When I was younger, getting swept off my feet meant alot to me. In fact, this was my #1 criterion when it came to looking for potential soul mates. My daydreams were the stuff of romance novels and I really believed that Mr. Right could take the form of a Fabio. And throughout my 20s I met my fair share of Fabios – sexy men who knew how to talk, confident men who made me feel like Cinderella. The only problem with these types of men was that always the clock struck 12, and always my carriage turned into a pumpkin. Butterflies in the stomach, sweaty palms, heart palpitations – those were quickly doused by a case of the commitment jeebies that typically reared their heads at month 3.
When I was 29 and I imagined my biological clock getting ever more deafening, I began to wonder about the logic of my thinking. My older friend Marisel, a sexy 39 year-old who was calling it quits on her long dating career to marry a quiet computer programmer, said to me, “Cecilia, the fireworks aren’t real. Your mother is right. Stop looking for it or you’ll be alone forever.” I never believed my mother when she told me this. However, hearing it from Marisel, I immediately turned my thoughts to Henry, my oldest friend since kindergarten and my best male friend for the last 10 years.
Henry grew up in the house behind mine. We went to school together for 13 years until we attended separate colleges and our friendship grew as we got older. We would talk on the phone for eight hours straight and we would cry on each other’s shoulders over lost boyfriends and girlfriends. Henry had just finished medical school, training to become a pediatrician after serving two years in the Peace Corps. He was tall, good looking, and my mother loved him. The reason I never considered dating Mr. Too Good to be True was because the thought of kissing him made me think of my little brother. Given that I had met Henry when we were both 4, in a sense, he really was like my brother. But I believed Marisel, and now my mother. Fireworks may not be real but my ticking biological clock was.

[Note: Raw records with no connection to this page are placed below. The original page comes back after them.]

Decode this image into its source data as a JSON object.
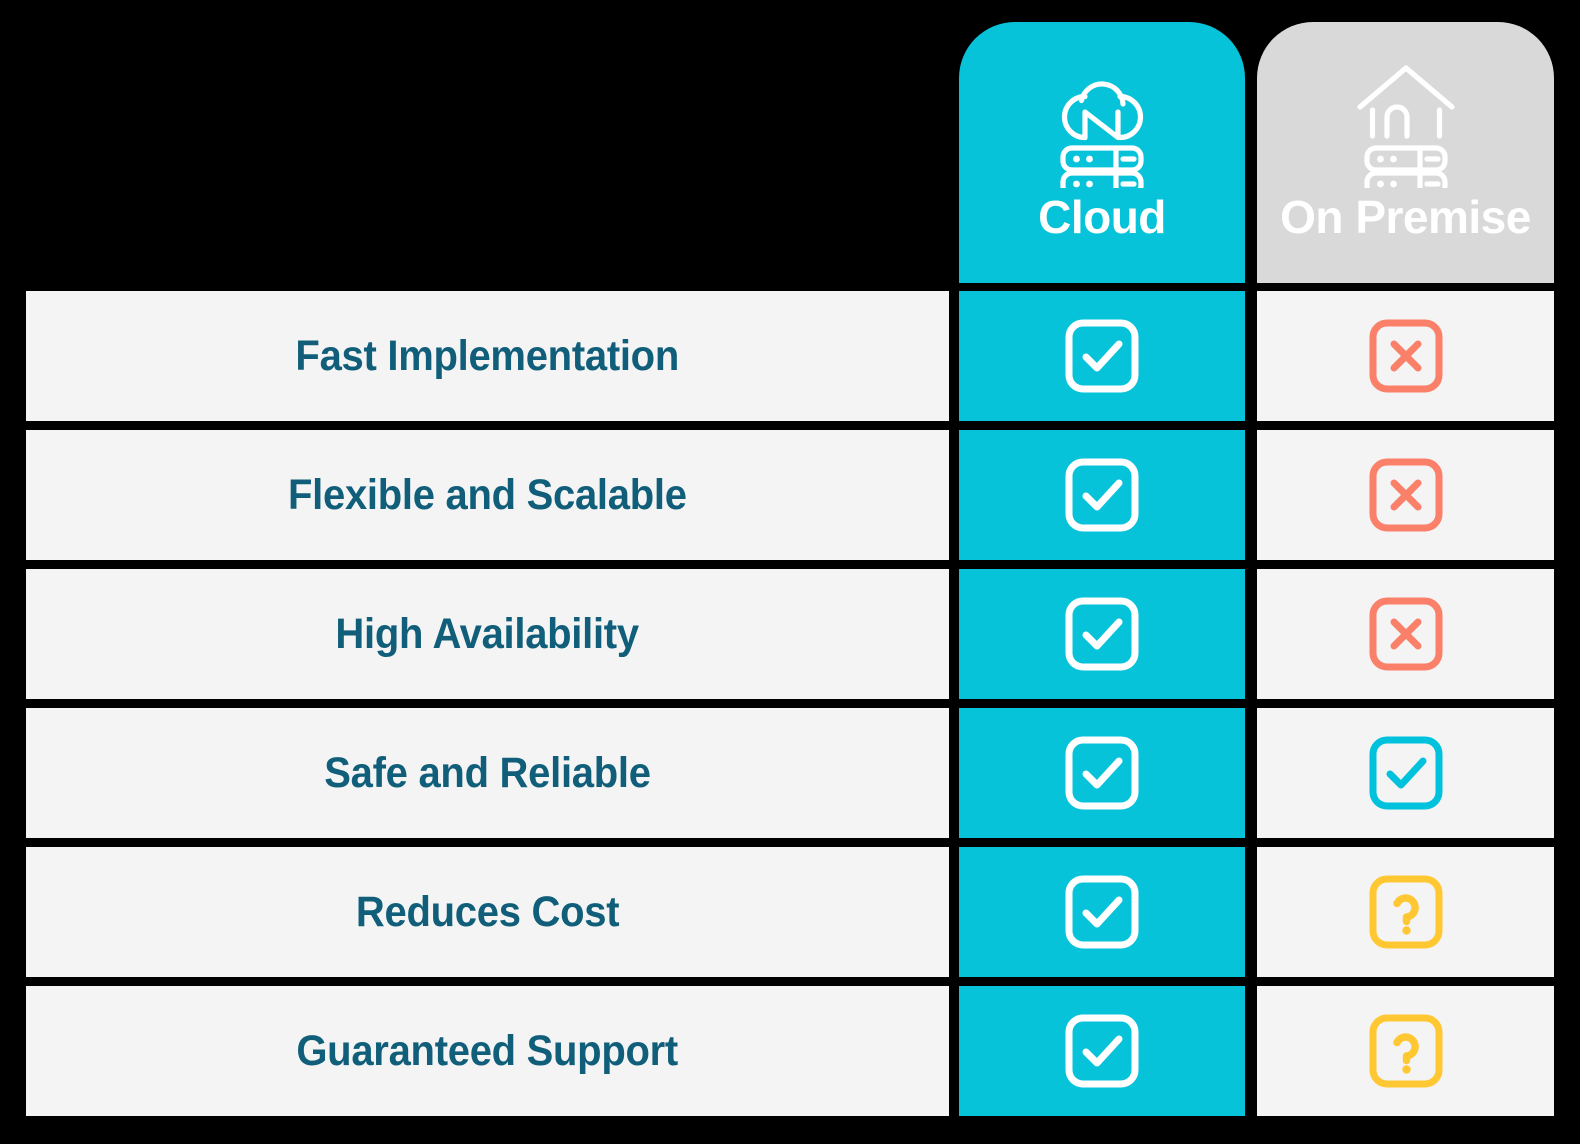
{
  "colors": {
    "cloud_accent": "#06c3da",
    "onprem_header": "#d9d9d9",
    "row_background": "#f4f4f4",
    "label_text": "#105e79",
    "page_background": "#000000",
    "cross_red": "#fb8069",
    "check_cyan": "#00c2dd",
    "question_yellow": "#ffc832",
    "check_white": "#ffffff"
  },
  "columns": [
    {
      "key": "cloud",
      "label": "Cloud",
      "icon": "cloud-server-icon"
    },
    {
      "key": "onprem",
      "label": "On Premise",
      "icon": "house-server-icon"
    }
  ],
  "rows": [
    {
      "label": "Fast Implementation",
      "cloud": {
        "status": "yes",
        "icon": "check-square-icon"
      },
      "onprem": {
        "status": "no",
        "icon": "cross-square-icon"
      }
    },
    {
      "label": "Flexible and Scalable",
      "cloud": {
        "status": "yes",
        "icon": "check-square-icon"
      },
      "onprem": {
        "status": "no",
        "icon": "cross-square-icon"
      }
    },
    {
      "label": "High Availability",
      "cloud": {
        "status": "yes",
        "icon": "check-square-icon"
      },
      "onprem": {
        "status": "no",
        "icon": "cross-square-icon"
      }
    },
    {
      "label": "Safe and Reliable",
      "cloud": {
        "status": "yes",
        "icon": "check-square-icon"
      },
      "onprem": {
        "status": "yes",
        "icon": "check-square-icon"
      }
    },
    {
      "label": "Reduces Cost",
      "cloud": {
        "status": "yes",
        "icon": "check-square-icon"
      },
      "onprem": {
        "status": "maybe",
        "icon": "question-square-icon"
      }
    },
    {
      "label": "Guaranteed Support",
      "cloud": {
        "status": "yes",
        "icon": "check-square-icon"
      },
      "onprem": {
        "status": "maybe",
        "icon": "question-square-icon"
      }
    }
  ]
}
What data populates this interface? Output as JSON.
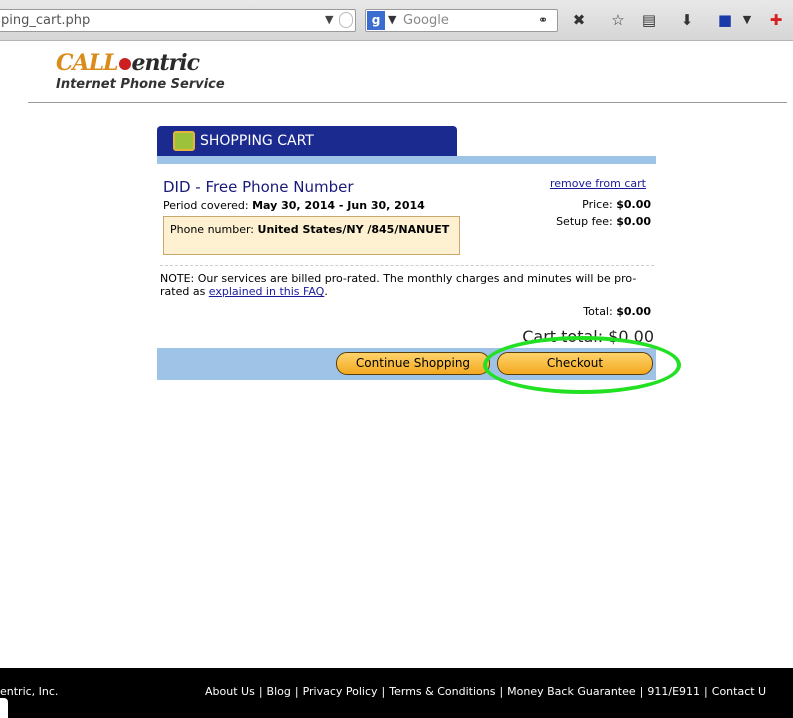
{
  "browser": {
    "url": "ping_cart.php",
    "search_engine_icon": "g",
    "search_placeholder": "Google",
    "icons": [
      "rss-off-icon",
      "star-icon",
      "clipboard-icon",
      "download-icon",
      "save-icon",
      "chevron-down-icon",
      "addon-icon"
    ]
  },
  "header": {
    "logo_call": "CALL",
    "logo_centric": "entric",
    "tagline": "Internet Phone Service"
  },
  "cart": {
    "title": "SHOPPING CART",
    "item": {
      "name": "DID - Free Phone Number",
      "period_label": "Period covered:",
      "period_value": "May 30, 2014 - Jun 30, 2014",
      "phone_label": "Phone number:",
      "phone_value": "United States/NY /845/NANUET",
      "remove_label": "remove from cart",
      "price_label": "Price:",
      "price_value": "$0.00",
      "setup_label": "Setup fee:",
      "setup_value": "$0.00"
    },
    "note_text": "NOTE: Our services are billed pro-rated. The monthly charges and minutes will be pro-rated as ",
    "note_link": "explained in this FAQ",
    "note_end": ".",
    "total_label": "Total:",
    "total_value": "$0.00",
    "cart_total": "Cart total: $0.00",
    "continue_label": "Continue Shopping",
    "checkout_label": "Checkout"
  },
  "footer": {
    "copyright": "entric, Inc.",
    "links": [
      "About Us",
      "Blog",
      "Privacy Policy",
      "Terms & Conditions",
      "Money Back Guarantee",
      "911/E911",
      "Contact U"
    ]
  },
  "colors": {
    "cart_tab": "#1a2a8f",
    "band": "#9fc3e6",
    "button": "#f2a91f",
    "highlight": "#22e022"
  }
}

So I mustered up the courage to shoot off a 3-page letter to Henry, asking if our brother-sister relationship meant we were destined to be together as lovers.
Given that he lived just 20 minutes from me, he called me the next day, presumably the moment he received my letter.
“Wow, I was really surprised.”
“Oh?” I was tentative, nervous.
“Yeah, I mean, really surprised.”
“I don’t know…maybe there was a time when it could’ve happened…but…you weren’t interested then, so…now I can’t look at you as anything other than a sister.”
“Actually, I’m driving down to New Jersey Friday night. I met this stripper at Paul’s bachelor’s party last weekend and I got her phone number…”
If this were a movie this would be the part where the sound effects of tires screeching and glass crashing would be heard. I know I’ve scared some Fabios and Casanovas in the past with my desire for commitment, but now I’ve also scared a nice Peace Corps doctor too – straight into the arms of a sex worker.
As the only person among my friends not amused by the irony of this situation, I secretly swore myself off men from then on. And that, in part, contributed to my ability to move to Japan later that year. The absence of commitment, whether real or imagined, freed me to pursue my personal dreams, untethered to anyone or to the dream of anyone.
And much to the pleasure of my wagering friends back home, I would indeed fall in love when I least expected it, personifying the favorite cliche of the 20-something crowd.
I still remember the first time I met Max: handsome, gentle, smiling, clean cut. He was a Fabio in the sense that he caught my eye quickly and had a smooth, confident way about him. But different from my past playboys, Max possessed the tenderness and humility of a computer programmer, engineer, accountant, kindergarten teacher. He was the Prince without the pumpkin, the Henry without the incest. Before we ever spoke, I knew that he was The One.
And luckily for me, Max felt the same way. Those early months of our relationship were indeed fireworks: stolen kisses in stairwells and subway stations, 4-hour dates followed up by 2-hour phone calls followed up by 3-page e-mails. We were walking public displays of affection in a culture that doesn’t even peck at weddings. Not only did the butterflies fight another world war in our stomachs, they continued long after our first “I love you”s. And they continued after we met each other’s parents, after we sent out the wedding invitations, even after I was practically tipping over with a 6 lb. Fred camping out in my uterus.
Last night, I walked out of the shower with my shoulders glistening with drops of water, my thick, oversized towel barely staying over me. I walked over to Max’s side of the bed to pick up my glasses and gave him a sideways glance. He got out of bed, shot a quick look in my direction and headed to the bathroom. I smoothed lotion over my damp body as Max made his way back to bed and pulled up his right knee. He opened his nail clipper and began picking away at his foot corn. I pulled my $4.99 leopard print pajamas over me and climbed into bed next to him, opening up David Sedaris’ Naked to the last essay on his experience with the senior citizens in the nudist colony.
Well, it is nine years later. I guess the fireworks don’t last, but the embers still glow. And I’ve still got my Fabio.